What you should do: The expected response is an exact repetition of every record, with images excluded.

The records:
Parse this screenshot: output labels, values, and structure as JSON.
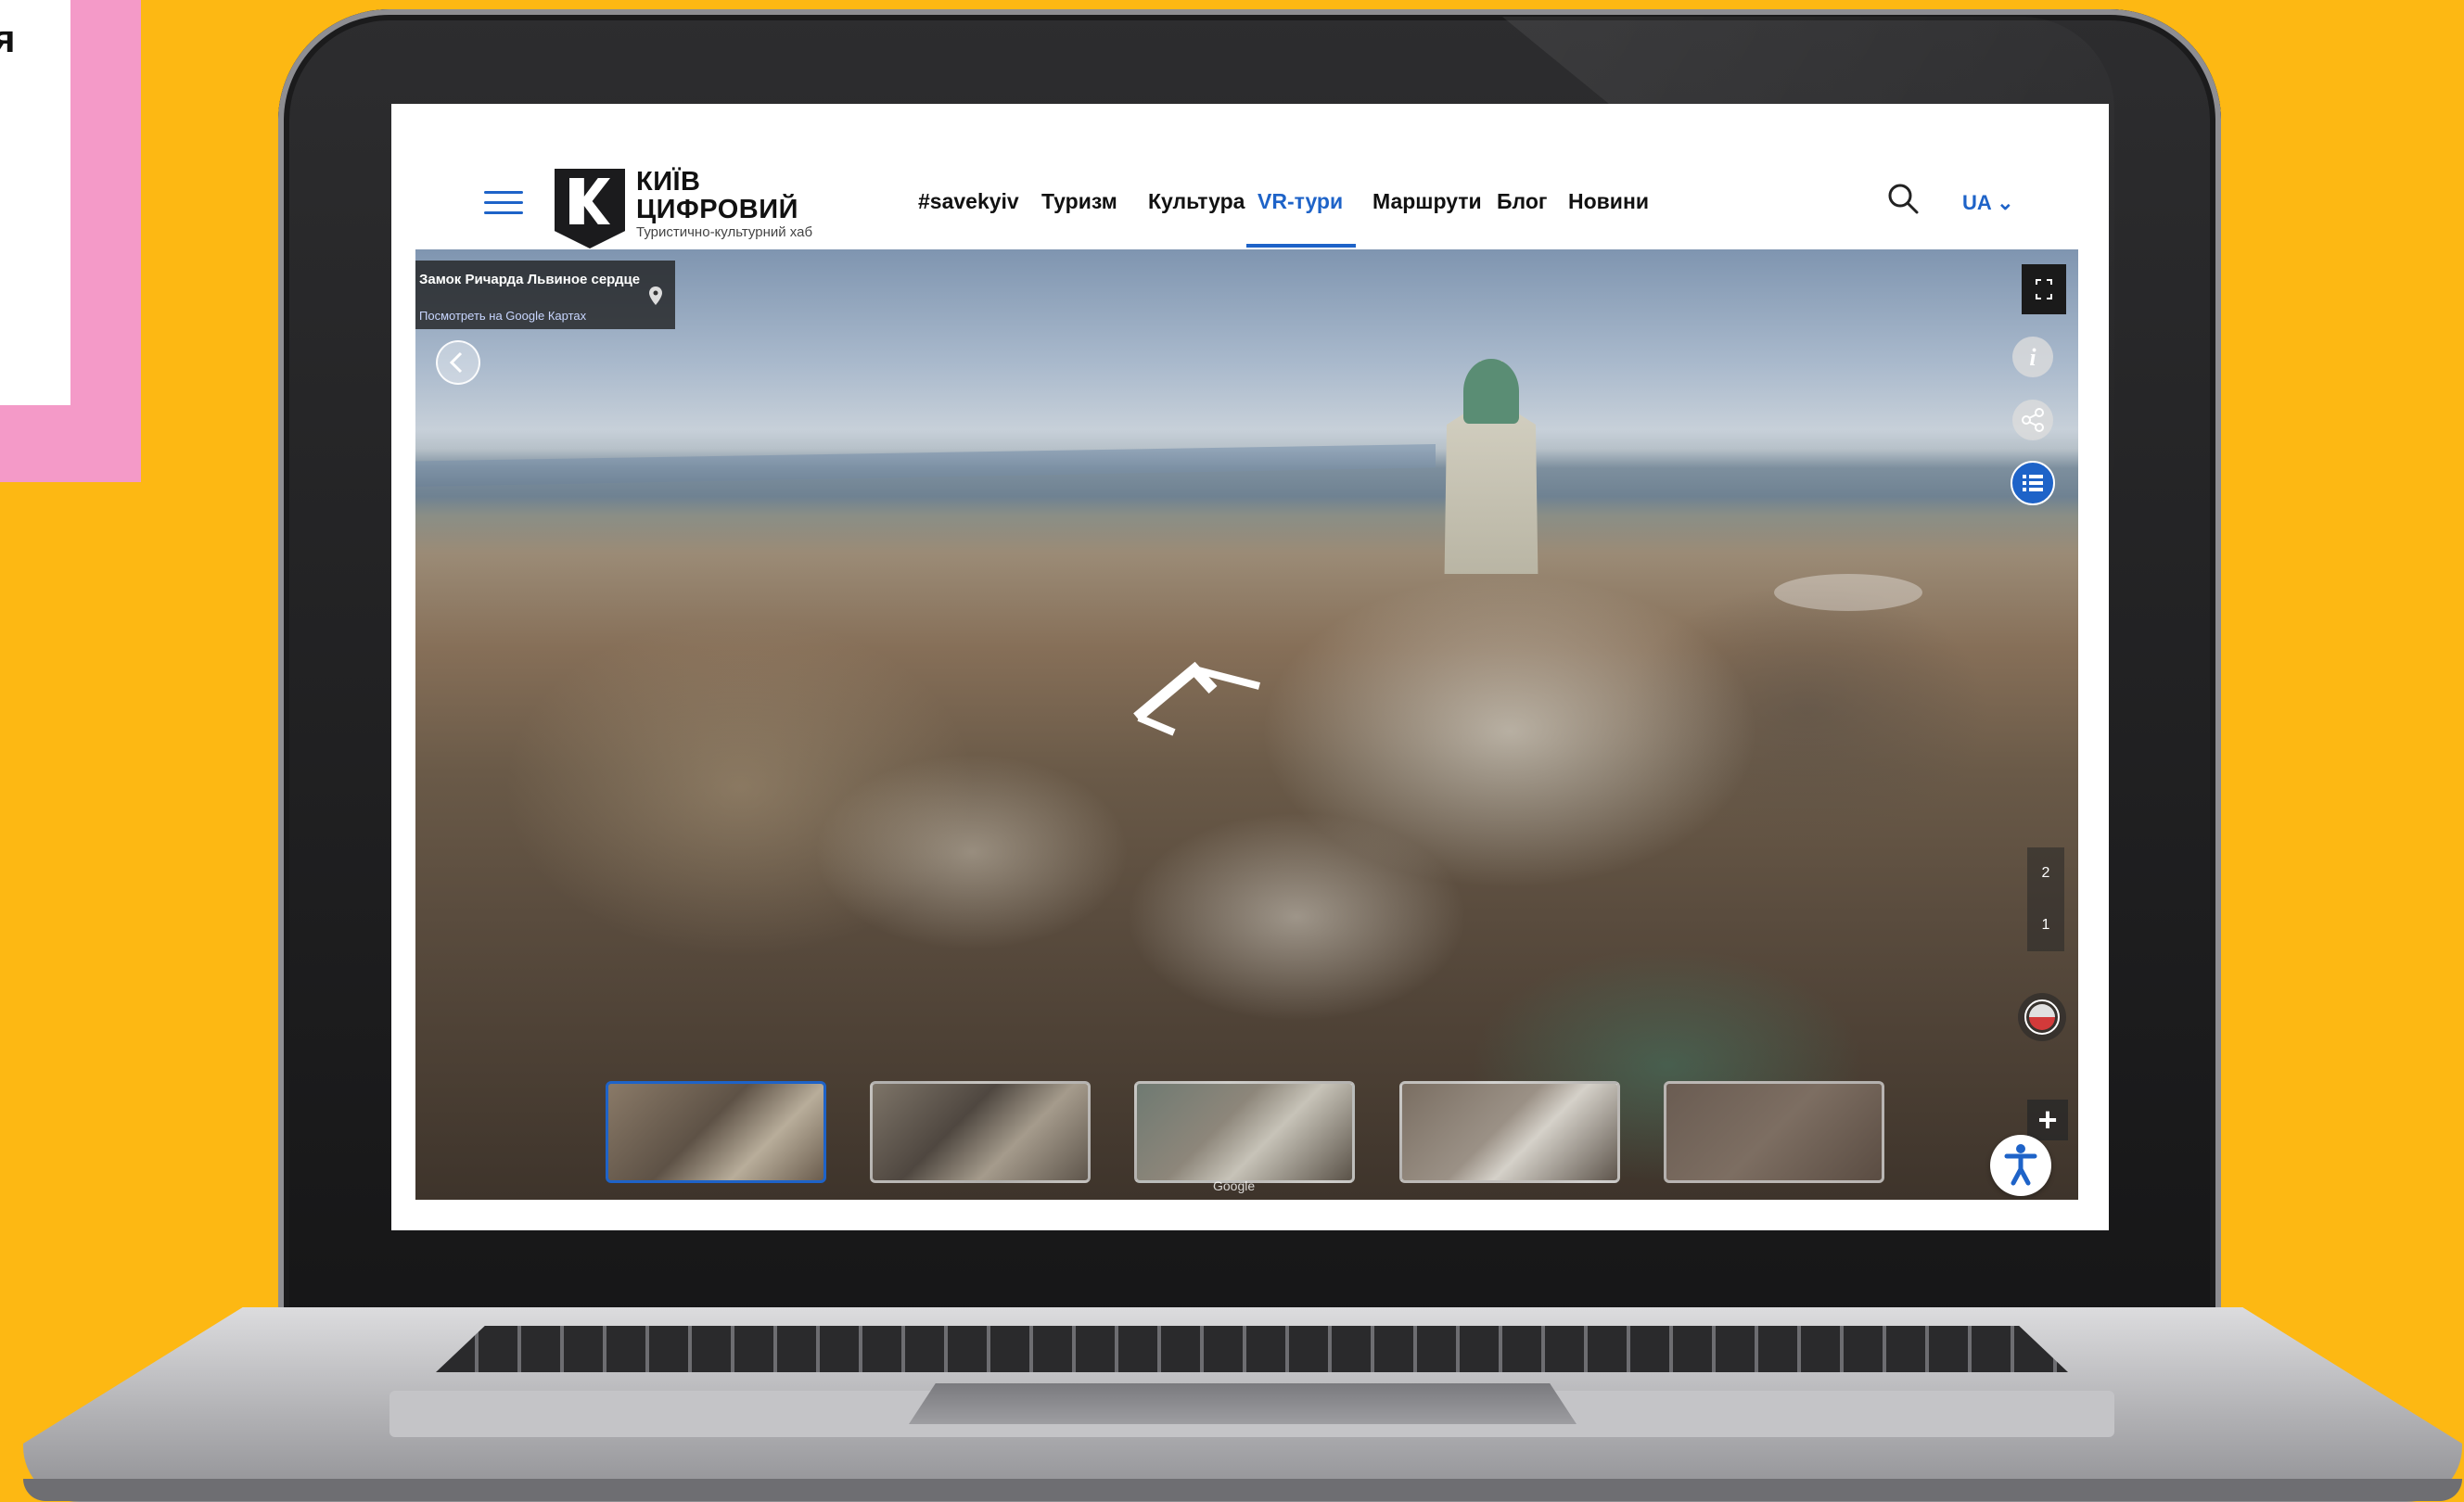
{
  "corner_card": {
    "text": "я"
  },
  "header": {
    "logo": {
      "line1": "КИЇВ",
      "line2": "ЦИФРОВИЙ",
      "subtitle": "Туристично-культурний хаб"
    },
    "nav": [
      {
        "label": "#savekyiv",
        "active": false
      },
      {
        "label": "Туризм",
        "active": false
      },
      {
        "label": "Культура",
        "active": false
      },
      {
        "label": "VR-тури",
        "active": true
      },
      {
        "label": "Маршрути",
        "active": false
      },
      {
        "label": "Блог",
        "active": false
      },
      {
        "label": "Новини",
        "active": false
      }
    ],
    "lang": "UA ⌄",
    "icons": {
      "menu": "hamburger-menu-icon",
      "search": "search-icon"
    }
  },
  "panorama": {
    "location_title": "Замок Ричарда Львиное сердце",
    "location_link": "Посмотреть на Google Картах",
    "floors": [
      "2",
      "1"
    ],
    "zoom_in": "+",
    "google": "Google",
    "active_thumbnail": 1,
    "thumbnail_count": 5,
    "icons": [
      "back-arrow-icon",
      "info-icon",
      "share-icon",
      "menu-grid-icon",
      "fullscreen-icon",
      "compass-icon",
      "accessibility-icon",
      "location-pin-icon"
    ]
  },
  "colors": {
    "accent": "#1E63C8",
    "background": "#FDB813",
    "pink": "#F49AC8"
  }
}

The answer:
Parse this screenshot: output labels, values, and structure as JSON.
{
  "corner_card": {
    "text": "я"
  },
  "header": {
    "logo": {
      "line1": "КИЇВ",
      "line2": "ЦИФРОВИЙ",
      "subtitle": "Туристично-культурний хаб"
    },
    "nav": [
      {
        "label": "#savekyiv",
        "active": false
      },
      {
        "label": "Туризм",
        "active": false
      },
      {
        "label": "Культура",
        "active": false
      },
      {
        "label": "VR-тури",
        "active": true
      },
      {
        "label": "Маршрути",
        "active": false
      },
      {
        "label": "Блог",
        "active": false
      },
      {
        "label": "Новини",
        "active": false
      }
    ],
    "lang": "UA ⌄",
    "icons": {
      "menu": "hamburger-menu-icon",
      "search": "search-icon"
    }
  },
  "panorama": {
    "location_title": "Замок Ричарда Львиное сердце",
    "location_link": "Посмотреть на Google Картах",
    "floors": [
      "2",
      "1"
    ],
    "zoom_in": "+",
    "google": "Google",
    "active_thumbnail": 1,
    "thumbnail_count": 5,
    "icons": [
      "back-arrow-icon",
      "info-icon",
      "share-icon",
      "menu-grid-icon",
      "fullscreen-icon",
      "compass-icon",
      "accessibility-icon",
      "location-pin-icon"
    ]
  },
  "colors": {
    "accent": "#1E63C8",
    "background": "#FDB813",
    "pink": "#F49AC8"
  }
}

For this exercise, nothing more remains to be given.